If there is a perfect solution to be found regarding ending the American opioid epidemic, it has yet to show itself. The American public has been made fully aware of the situation, with hundreds of people dying every week; they also know that we cannot arrest our way out of the problem, as lawmakers have attempted to accomplish in similar situations of the past. It is understanding this, that should lead to the eventual end of stigma and discrimination that has long been associated with any form of mental illness, and especially addiction which many believe is the result of a lack of moral fiber or a weak constitution.
Lawmakers have hopped on the band wagon as well, with many politicians who historically would never have lifted a finger to help someone with a substance use disorder, now working on bipartisan bills to address the deadly epidemic. However, while legislation like the Comprehensive Addiction and Recovery Act (CARA) was designed to address the many aspects of the epidemic, there are serious concerns that have been raised by critics of the bill regarding a shortage of funding to pay for the various programs called for by the legislation.
As we mentioned earlier this week, the American Academy of Family Physicians (AAFP), called upon all members of the U.S. House and Senate to fully fund CARA. This funding is desperately needed to ensure that everyone with an opioid use disorder can access and receive treatment in a timely manner. We will just have to wait to see if our elected officials will heed the call.
Interestingly, and albeit somewhat surprisingly, while the American electorate was focused on a vicious Presidential election, another piece of dense legislation was in the works in the House, a bill that, among other things, seeks to tackle the opioid epidemic. The 21st Century Cures Act was approved in Congress, a bipartisan bill, which seeks to divert almost $4.8 billion to the National Institutes of Health for research, and provide $1 billion in new funding for opioid addiction prevention and treatment, USA Today reports. Despite a number of objections being raised on both sides of the aisle, the bill was approved 392-to-26.
Unlike CARA which is focused specifically on addiction, the 996-page Cures Act covers several areas of medicine, such as allowing the Food and Drug Administration (FDA) to speed up the approval time for new drugs and medical equipment, according to the article. Additionally, the Cures Act seeks to:
- Channel $1.8 billion to the “Cancer Moonshot” initiative, designed to accelerate research into new cancer therapies, expand prevention and early detection.
- Create a mental health and substance abuse “policy laboratory.”
- Fortify existing mental health parity laws.
At first glance, the new legislation, if approved in the Senate as many expect it to be, should bring about a lot of change, the good kind of change. Unfortunately, a number of politicians on the right believe that the Cures Act is “a legislative goodie bag loaded with special-interest surprises,” the article reports. Where critics on the left argue:

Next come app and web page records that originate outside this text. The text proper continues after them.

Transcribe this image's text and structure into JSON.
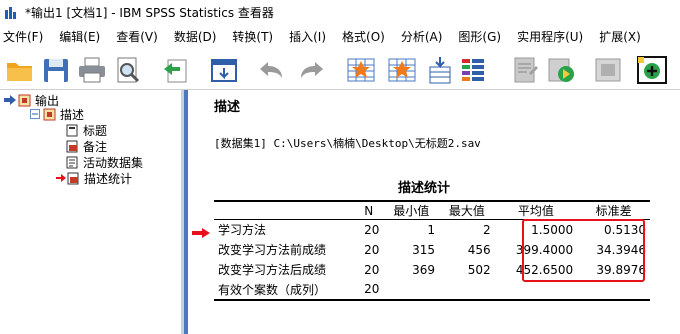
{
  "window": {
    "title": "*输出1 [文档1] - IBM SPSS Statistics 查看器"
  },
  "menu": [
    "文件(F)",
    "编辑(E)",
    "查看(V)",
    "数据(D)",
    "转换(T)",
    "插入(I)",
    "格式(O)",
    "分析(A)",
    "图形(G)",
    "实用程序(U)",
    "扩展(X)"
  ],
  "toolbar": {
    "icons": [
      "open-folder-icon",
      "save-icon",
      "print-icon",
      "print-preview-icon",
      "export-icon",
      "recall-dialog-icon",
      "undo-icon",
      "redo-icon",
      "goto-data-icon",
      "goto-case-icon",
      "variables-icon",
      "insert-heading-icon",
      "insert-title-icon",
      "show-all-icon",
      "hide-icon",
      "insert-item-icon"
    ]
  },
  "tree": {
    "root": "输出",
    "group": "描述",
    "children": [
      "标题",
      "备注",
      "活动数据集",
      "描述统计"
    ]
  },
  "output": {
    "heading": "描述",
    "dataset_line": "[数据集1]  C:\\Users\\楠楠\\Desktop\\无标题2.sav",
    "table_title": "描述统计",
    "columns": [
      "",
      "N",
      "最小值",
      "最大值",
      "平均值",
      "标准差"
    ],
    "rows": [
      [
        "学习方法",
        "20",
        "1",
        "2",
        "1.5000",
        "0.5130"
      ],
      [
        "改变学习方法前成绩",
        "20",
        "315",
        "456",
        "399.4000",
        "34.3946"
      ],
      [
        "改变学习方法后成绩",
        "20",
        "369",
        "502",
        "452.6500",
        "39.8976"
      ],
      [
        "有效个案数（成列）",
        "20",
        "",
        "",
        "",
        ""
      ]
    ]
  },
  "colors": {
    "highlight": "#e8101a",
    "divider": "#4a79c0"
  }
}
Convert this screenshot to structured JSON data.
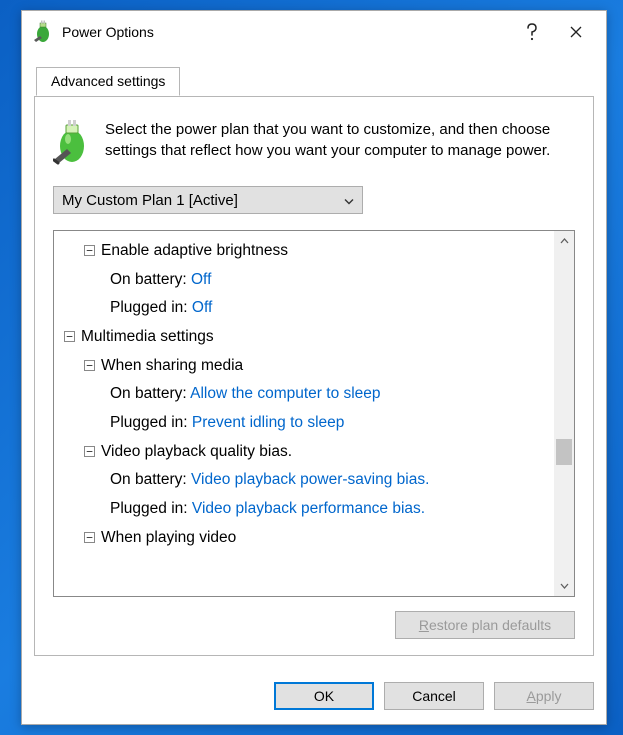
{
  "window": {
    "title": "Power Options",
    "help_tooltip": "?",
    "close_tooltip": "Close"
  },
  "tab": {
    "label": "Advanced settings"
  },
  "intro": "Select the power plan that you want to customize, and then choose settings that reflect how you want your computer to manage power.",
  "plan_selector": {
    "selected": "My Custom Plan 1 [Active]"
  },
  "tree": {
    "enable_adaptive_brightness": {
      "label": "Enable adaptive brightness",
      "on_battery_label": "On battery",
      "on_battery_value": "Off",
      "plugged_in_label": "Plugged in",
      "plugged_in_value": "Off"
    },
    "multimedia": {
      "label": "Multimedia settings",
      "sharing": {
        "label": "When sharing media",
        "on_battery_label": "On battery",
        "on_battery_value": "Allow the computer to sleep",
        "plugged_in_label": "Plugged in",
        "plugged_in_value": "Prevent idling to sleep"
      },
      "video_bias": {
        "label": "Video playback quality bias.",
        "on_battery_label": "On battery",
        "on_battery_value": "Video playback power-saving bias.",
        "plugged_in_label": "Plugged in",
        "plugged_in_value": "Video playback performance bias."
      },
      "playing_video": {
        "label": "When playing video"
      }
    }
  },
  "buttons": {
    "restore_prefix": "R",
    "restore_suffix": "estore plan defaults",
    "ok": "OK",
    "cancel": "Cancel",
    "apply_prefix": "A",
    "apply_suffix": "pply"
  }
}
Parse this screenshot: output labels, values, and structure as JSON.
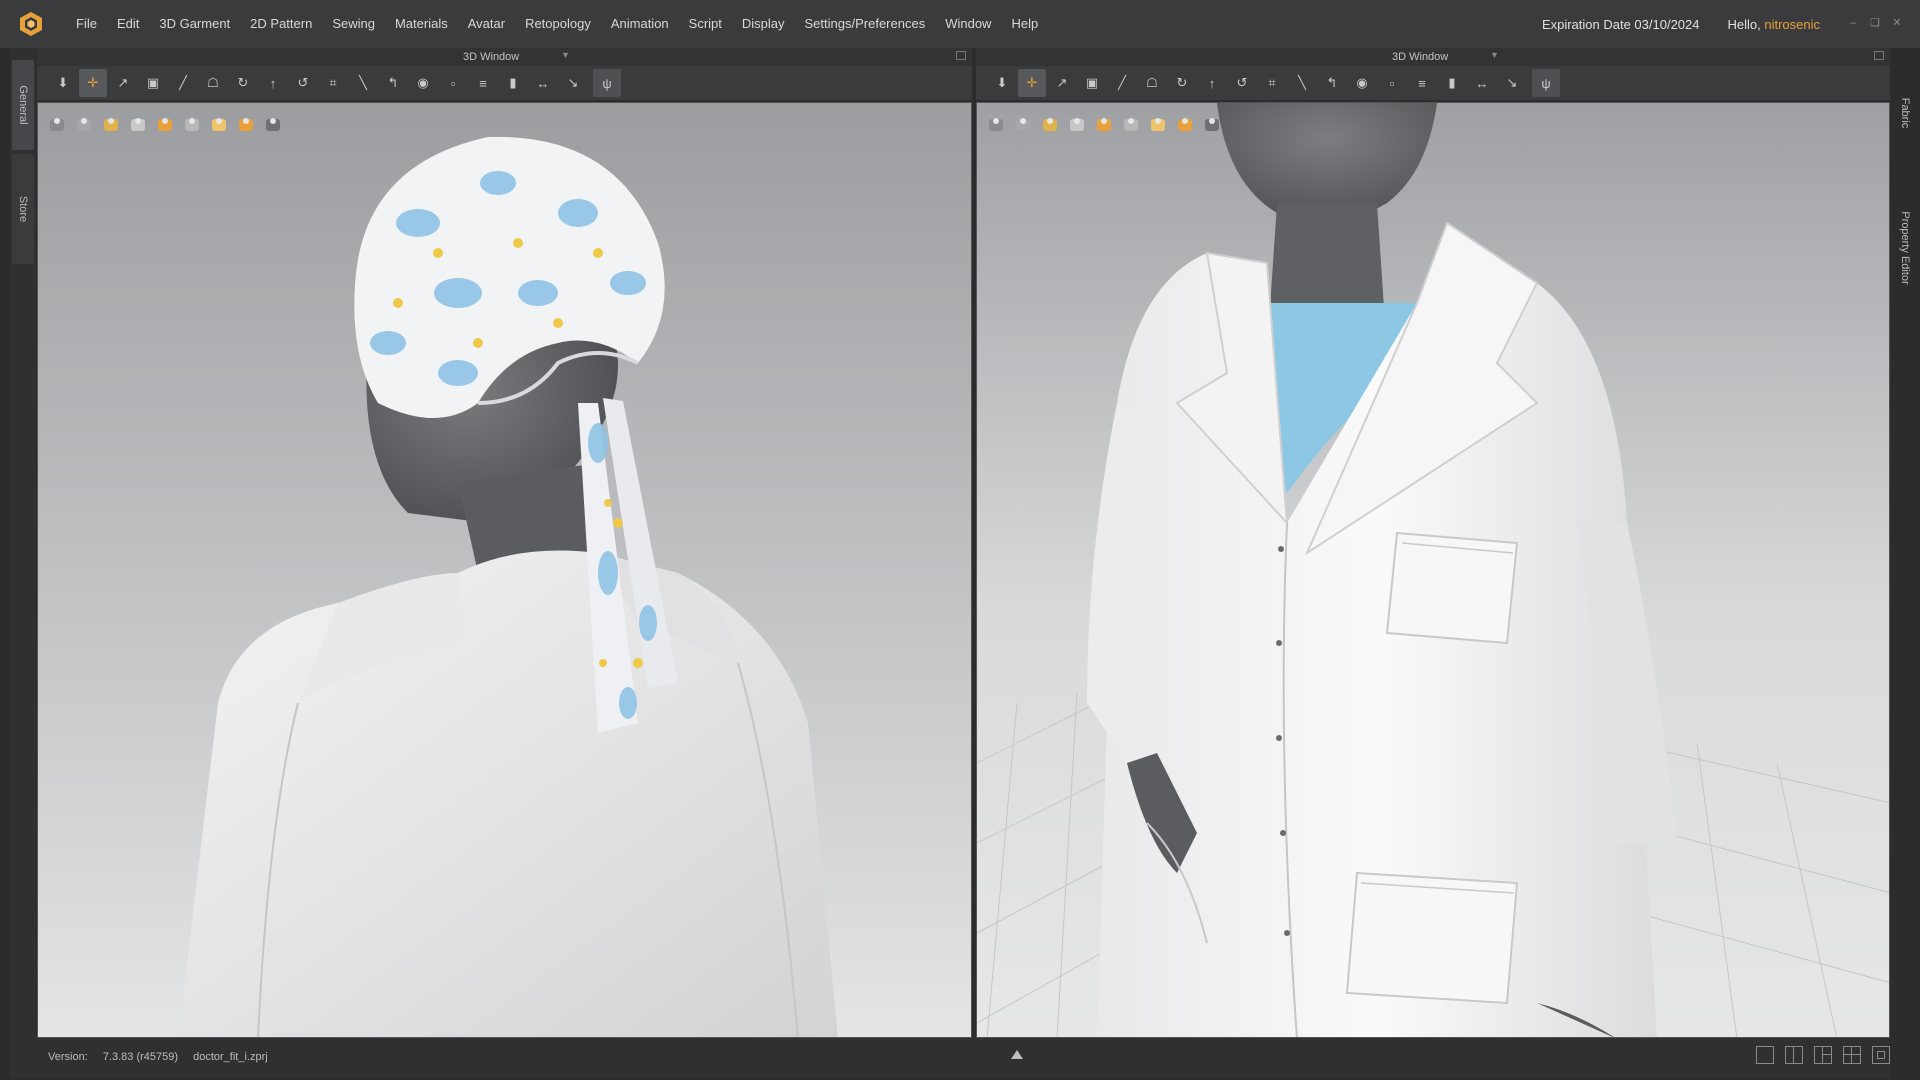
{
  "app": {
    "menu": [
      "File",
      "Edit",
      "3D Garment",
      "2D Pattern",
      "Sewing",
      "Materials",
      "Avatar",
      "Retopology",
      "Animation",
      "Script",
      "Display",
      "Settings/Preferences",
      "Window",
      "Help"
    ],
    "expiration_label": "Expiration Date 03/10/2024",
    "greeting": "Hello, ",
    "username": "nitrosenic",
    "colors": {
      "accent": "#e8a13a",
      "bg": "#2b2c2e",
      "menubar": "#3a3b3d"
    }
  },
  "left_tabs": [
    "General",
    "Store"
  ],
  "right_tabs": [
    "Fabric",
    "Property Editor"
  ],
  "panels": [
    {
      "title": "3D Window",
      "selected_tool": "translate-tool"
    },
    {
      "title": "3D Window",
      "selected_tool": "translate-tool"
    }
  ],
  "toolbar_icons": [
    "select-arrow-icon",
    "move-cross-icon",
    "edit-pin-icon",
    "garment-select-icon",
    "measure-icon",
    "fold-icon",
    "tack-icon",
    "lift-icon",
    "rotate-icon",
    "grid-icon",
    "sew-icon",
    "fold-arrange-icon",
    "circle-icon",
    "button-icon",
    "zipper-icon",
    "trim-icon",
    "split-icon",
    "tuck-icon",
    "puckering-icon"
  ],
  "view_icons": [
    "fabric-solid-icon",
    "fabric-texture-icon",
    "fabric-mesh-icon",
    "avatar-icon",
    "render-icon",
    "shaded-icon",
    "skin-icon",
    "avatar-head-icon",
    "lights-icon"
  ],
  "status": {
    "version_label": "Version:",
    "version": "7.3.83 (r45759)",
    "filename": "doctor_fit_i.zprj"
  }
}
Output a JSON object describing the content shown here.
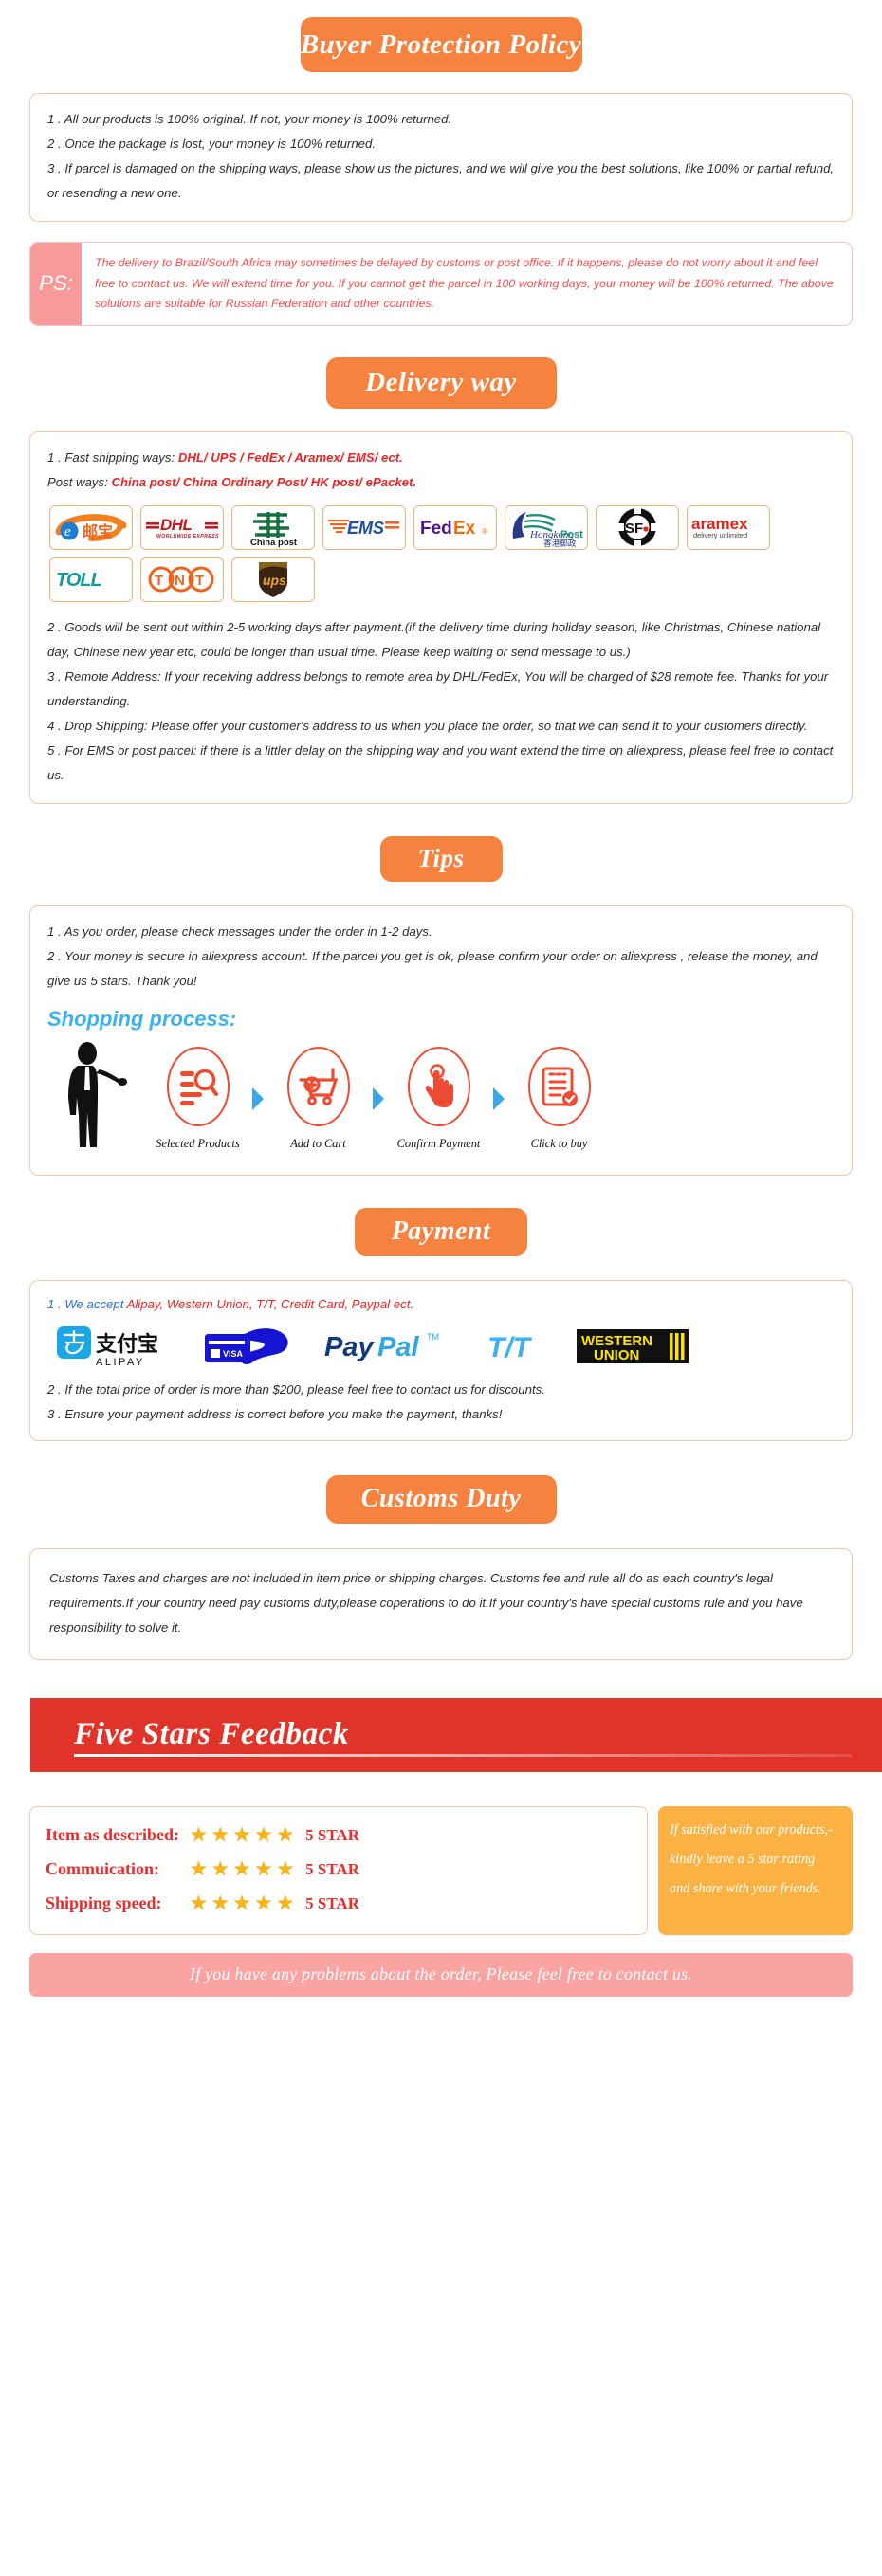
{
  "buyer_protection": {
    "banner": "Buyer Protection Policy",
    "items": [
      "1 . All our products is 100% original. If not, your money is 100% returned.",
      "2 . Once the package is lost, your money is 100% returned.",
      "3 . If parcel is damaged on the shipping ways, please show us the pictures, and we will give you the best solutions, like 100% or partial refund, or resending a new one."
    ],
    "ps_label": "PS:",
    "ps_text": "The delivery to Brazil/South Africa may sometimes be delayed by customs or post office. If it happens, please do not worry about it and feel free to contact us. We will extend time for you. If you cannot get the parcel in 100 working days, your money will be 100% returned. The above solutions are suitable for Russian Federation and other countries."
  },
  "delivery": {
    "banner": "Delivery way",
    "fast_label": "1 . Fast shipping ways:",
    "fast_value": "DHL/ UPS / FedEx / Aramex/ EMS/ ect.",
    "post_label": "Post ways:",
    "post_value": "China post/ China Ordinary Post/ HK post/ ePacket.",
    "carriers": [
      {
        "name": "epost-bao-logo",
        "label": "e邮宝"
      },
      {
        "name": "dhl-logo",
        "label": "DHL"
      },
      {
        "name": "china-post-logo",
        "label": "China post"
      },
      {
        "name": "ems-logo",
        "label": "EMS"
      },
      {
        "name": "fedex-logo",
        "label": "FedEx"
      },
      {
        "name": "hongkong-post-logo",
        "label": "Hongkong Post 香港郵政"
      },
      {
        "name": "sf-express-logo",
        "label": "SF"
      },
      {
        "name": "aramex-logo",
        "label": "aramex delivery unlimited"
      },
      {
        "name": "toll-logo",
        "label": "TOLL"
      },
      {
        "name": "tnt-logo",
        "label": "TNT"
      },
      {
        "name": "ups-logo",
        "label": "ups"
      }
    ],
    "items": [
      "2 . Goods will be sent out within 2-5 working days after payment.(if the delivery time during holiday season, like Christmas, Chinese national day, Chinese new year etc, could be longer than usual time. Please keep waiting or send message to us.)",
      "3 . Remote Address: If your receiving address belongs to remote area by DHL/FedEx, You will be charged of $28 remote fee. Thanks for your understanding.",
      "4 . Drop Shipping: Please offer your customer's address to us when you place the order, so that we can send it to your customers directly.",
      "5 . For EMS or post parcel: if there is a littler delay on the shipping way and you want extend the time on aliexpress, please feel free to contact us."
    ]
  },
  "tips": {
    "banner": "Tips",
    "items": [
      "1 .  As you order, please check messages under the order in 1-2 days.",
      "2 . Your money is secure in aliexpress account. If the parcel you get is ok, please confirm your order on aliexpress , release the money, and give us 5 stars. Thank you!"
    ],
    "process_title": "Shopping process:",
    "steps": [
      {
        "icon": "search-list-icon",
        "label": "Selected Products"
      },
      {
        "icon": "shopping-cart-add-icon",
        "label": "Add to Cart"
      },
      {
        "icon": "hand-click-icon",
        "label": "Confirm Payment"
      },
      {
        "icon": "checklist-approved-icon",
        "label": "Click to buy"
      }
    ]
  },
  "payment": {
    "banner": "Payment",
    "accept_label": "1 . We accept",
    "accept_value": "Alipay, Western Union, T/T, Credit Card, Paypal ect.",
    "methods": [
      {
        "name": "alipay-logo",
        "label": "ALIPAY"
      },
      {
        "name": "visa-credit-card-logo",
        "label": "VISA"
      },
      {
        "name": "paypal-logo",
        "label": "PayPal"
      },
      {
        "name": "tt-transfer-logo",
        "label": "T/T"
      },
      {
        "name": "western-union-logo",
        "label": "WESTERN UNION"
      }
    ],
    "items": [
      "2 . If the total price of order is more than $200, please feel free to contact us for discounts.",
      "3 . Ensure your payment address is correct before you make the payment, thanks!"
    ]
  },
  "customs": {
    "banner": "Customs Duty",
    "text": "Customs Taxes and charges are not included in item price or shipping charges. Customs fee and rule all do as each country's legal requirements.If your country need pay customs duty,please coperations to do it.If your country's have special customs rule and you have responsibility to solve it."
  },
  "feedback": {
    "header": "Five Stars Feedback",
    "rows": [
      {
        "name": "Item as described:",
        "stars": 5,
        "value": "5 STAR"
      },
      {
        "name": "Commuication:",
        "stars": 5,
        "value": "5 STAR"
      },
      {
        "name": "Shipping speed:",
        "stars": 5,
        "value": "5 STAR"
      }
    ],
    "note_lines": [
      "If satisfied with our products,-",
      "kindly leave a 5 star rating",
      "and share with your friends."
    ],
    "footer": "If you have any problems about the order, Please feel free to contact us."
  },
  "colors": {
    "orange": "#f5823f",
    "red": "#e0342a",
    "pink": "#f99a9a",
    "amber": "#fcb143",
    "card_border": "#f5c7a8"
  }
}
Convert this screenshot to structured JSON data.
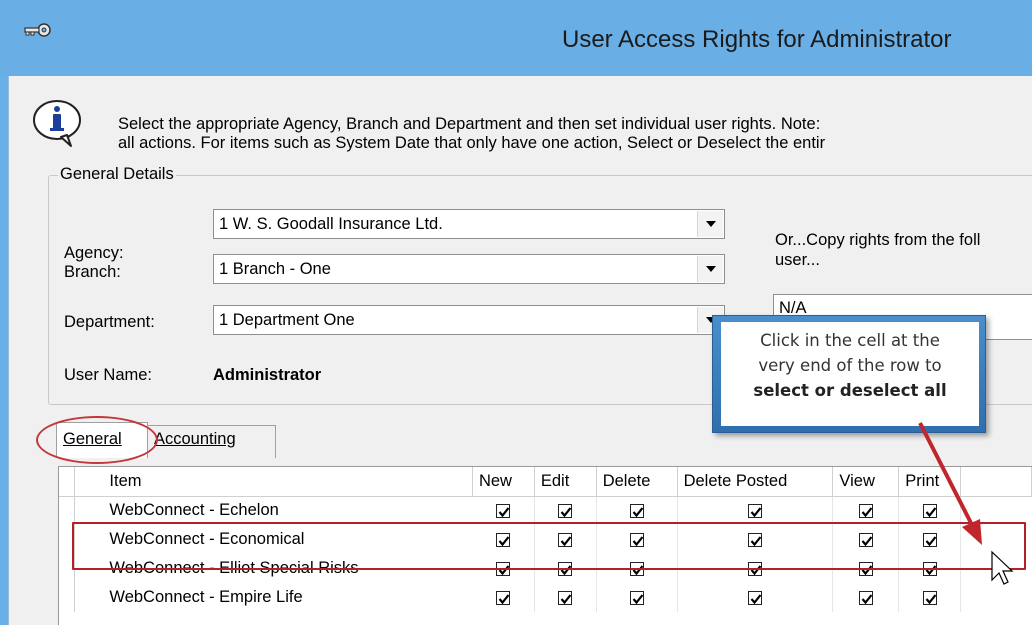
{
  "window": {
    "title": "User Access Rights for Administrator"
  },
  "info": {
    "line1": "Select the appropriate Agency, Branch and Department and then set individual user rights.  Note:",
    "line2": "all actions.  For items such as System Date that only have one action, Select or Deselect the entir"
  },
  "general_details": {
    "legend": "General Details",
    "agency_label": "Agency:",
    "agency_value": "1 W. S. Goodall Insurance Ltd.",
    "branch_label": "Branch:",
    "branch_value": "1 Branch - One",
    "department_label": "Department:",
    "department_value": "1 Department One",
    "username_label": "User Name:",
    "username_value": "Administrator",
    "copy_line1": "Or...Copy rights from the foll",
    "copy_line2": "user...",
    "copy_value": "N/A"
  },
  "tabs": {
    "general": "General",
    "accounting": "Accounting"
  },
  "grid": {
    "columns": [
      "Item",
      "New",
      "Edit",
      "Delete",
      "Delete Posted",
      "View",
      "Print"
    ],
    "rows": [
      {
        "item": "WebConnect - Echelon"
      },
      {
        "item": "WebConnect - Economical"
      },
      {
        "item": "WebConnect - Elliot Special Risks"
      },
      {
        "item": "WebConnect - Empire Life"
      }
    ]
  },
  "callout": {
    "line1": "Click in the cell at the",
    "line2": "very end of the row to",
    "line3": "select or deselect all"
  },
  "colors": {
    "titlebar": "#6aaee6",
    "highlight": "#b32025",
    "callout_border": "#2f6fae"
  }
}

“When American voters say Congress is owned by big companies, this bill is exactly what they are talking about,” said Sen. Elizabeth Warren, D-Mass., in a speech on the Senate floor earlier this week.
But, at the end of the day, we will just have to wait and see how the Cures Act will play out. There is no question that every dollar directed towards ending the opioid epidemic is a dollar well spent. However, everything else that is packed into the bill in the fine print could mean that addressing the opioid crisis may come at a great cost.